This type of discrimination is clearly outlined as illegal in section four, part B LipsFacebookA screenshot taken from Lips KTV & Club’s Facebook page confirms that Japanese customers are not welcome.

Screenshot courtesy of Reddit user Lancedragonsof the Alberta Human Rights Act, which states:

No person shall

(b) discriminate against any person or class of persons with respect to any goods, services, accommodation or facilities that are customarily available to the public, because of the race, religious beliefs, colour, gender, physical disability, mental disability, ancestry, place of origin, marital status, source of income, family status or sexual orientation of that person or class of persons or of any other person or class of persons.

Holes in the story

When asked about the sign, Lily Liu, supervisor at Lips KTV & Club, told the Calgary Journal that her off-duty manager came in with friends, “had drinks, and wrote this sign.”

The battle over the islands

An uninhabited chain of islands, called the Senkaku in Japan and Diaoyu in China, have been the centre of a bitter dispute between the countries for decades. A report by the U.N. Economic Commission for Asia and the Far East (ECAFE) indicates the possibility of billions of litres of oil in the area around the islands. They are also strategically important from a military standpoint as shipping lanes, and the owners of the islands would have rights to the rich fishing and mineral deposits in the vicinity.

The argument over ownership extends back to the late 1800’s, when Japan says they saw no trace of Chinese occupancy during a land survey in 1885, and recognized them officially as Japanese territory in 1895. They were later sold to descendants of original Japanese settlers in 1932, who have claimed possession of the islands since then. The Chinese have maintained that they occupied the islands long before Japan surveyed the land, and that the islands rightfully belong to them.

Tensions boiled between the two countries when Japan’s Prime Minister Yoshihiko Noda recently announced that the country was in final negotiations to buy the islands from the private owners. Violent protests have flared up across China, and China has recently sent in six surveillance ships to monitor the islands, ignoring warnings from the Japanese authorities.

Liu – who refused to disclose the managers name – said that the sign went unnoticed for hours due to the high volume of clientele at the venue that evening, but it was erased a few hours later.

“Anyone could write on this sign. It usually has our specials on it, so no one really pays attention to it. We didn’t have any complaints from patrons, so we didn’t notice when the manager wrote it,” Liu said.

She denied that the sentiments on the sign reflected what the establishment’s staff believed, and said it was “just the manager joking around after having a few drinks.”

However, a screenshot taken from Lips KTV & Club’s Facebook page confirms the statement “Japanese customers are not welcome until we (China) take back the Diaoyu island.” The image made the rounds on, shedding doubt on Liu’s comment that the discrimination was coming only from the off-duty manager.

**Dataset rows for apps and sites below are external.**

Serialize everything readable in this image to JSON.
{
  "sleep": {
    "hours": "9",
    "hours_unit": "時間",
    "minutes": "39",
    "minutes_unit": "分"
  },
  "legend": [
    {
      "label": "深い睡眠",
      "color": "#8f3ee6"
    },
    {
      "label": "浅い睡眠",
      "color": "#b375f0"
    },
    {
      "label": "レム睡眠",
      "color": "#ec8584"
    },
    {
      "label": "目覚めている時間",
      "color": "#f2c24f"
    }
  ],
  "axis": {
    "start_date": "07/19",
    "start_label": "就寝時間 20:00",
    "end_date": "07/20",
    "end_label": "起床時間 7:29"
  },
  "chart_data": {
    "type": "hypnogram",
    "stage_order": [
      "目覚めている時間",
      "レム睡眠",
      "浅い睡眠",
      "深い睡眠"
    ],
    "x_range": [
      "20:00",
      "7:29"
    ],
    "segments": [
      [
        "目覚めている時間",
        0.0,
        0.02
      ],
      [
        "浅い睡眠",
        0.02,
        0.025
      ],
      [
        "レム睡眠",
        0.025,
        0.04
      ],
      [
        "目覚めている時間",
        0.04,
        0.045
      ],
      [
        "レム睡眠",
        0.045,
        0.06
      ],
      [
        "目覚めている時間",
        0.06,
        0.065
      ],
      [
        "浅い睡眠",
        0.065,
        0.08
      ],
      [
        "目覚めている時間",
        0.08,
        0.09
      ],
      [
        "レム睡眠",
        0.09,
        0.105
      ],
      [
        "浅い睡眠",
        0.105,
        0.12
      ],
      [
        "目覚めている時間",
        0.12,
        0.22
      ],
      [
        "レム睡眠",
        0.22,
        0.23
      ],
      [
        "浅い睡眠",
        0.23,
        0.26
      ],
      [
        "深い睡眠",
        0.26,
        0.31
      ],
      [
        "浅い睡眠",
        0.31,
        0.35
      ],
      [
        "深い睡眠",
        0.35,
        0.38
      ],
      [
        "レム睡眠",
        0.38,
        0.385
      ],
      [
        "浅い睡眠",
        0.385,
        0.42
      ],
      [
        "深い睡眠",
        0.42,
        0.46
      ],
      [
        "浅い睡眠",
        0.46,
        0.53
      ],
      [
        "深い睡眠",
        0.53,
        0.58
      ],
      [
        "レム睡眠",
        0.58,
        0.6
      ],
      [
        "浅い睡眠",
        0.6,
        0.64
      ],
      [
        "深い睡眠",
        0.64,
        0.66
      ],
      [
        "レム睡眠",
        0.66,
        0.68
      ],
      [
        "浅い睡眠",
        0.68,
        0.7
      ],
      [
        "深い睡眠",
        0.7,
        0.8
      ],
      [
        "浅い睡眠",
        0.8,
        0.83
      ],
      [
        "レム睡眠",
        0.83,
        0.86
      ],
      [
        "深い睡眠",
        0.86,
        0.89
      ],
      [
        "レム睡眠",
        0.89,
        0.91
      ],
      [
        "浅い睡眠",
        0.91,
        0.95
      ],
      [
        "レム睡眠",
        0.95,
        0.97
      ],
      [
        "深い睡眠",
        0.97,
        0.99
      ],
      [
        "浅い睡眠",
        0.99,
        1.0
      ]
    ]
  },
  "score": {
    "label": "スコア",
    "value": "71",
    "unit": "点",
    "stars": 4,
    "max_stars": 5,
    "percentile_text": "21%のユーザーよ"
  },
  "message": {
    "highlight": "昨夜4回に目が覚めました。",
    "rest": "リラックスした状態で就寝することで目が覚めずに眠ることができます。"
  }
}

A local Japanese student’s disgust

Brett Nishikawa, a Japanese University of Calgary student who heard ofLIPSsignPatrons and bar staff next to the discriminating sign.

Photo courtesy of Reddit user Lancedragons the sign, said: “There’s a difference between being proud of the country you came from and discriminating against others who have nothing to do with what’s happening across the world. I consider myself Canadian and have nothing to do with the dispute over the islands, so why should some first-generation Chinese immigrants feel the need to direct their anger towards people like me?”

Lips KTV & Club released a statement on their Facebook page late on Sunday
 night, stating:

“We apologize for any confusion and misunderstanding regarding not welcoming any Japanese customers. This incident happened between one of our employee[sic] and their Japanese friend (who were both present last night) as a joke. We haven’t and will never refuse any Japanese customers… We are deeply sorry for not removing the sign immediately and we promise that this type of careless act will not happen again.”

Report an Error or Typo

Leave a comment

Your email address will not be published. Required fields are marked *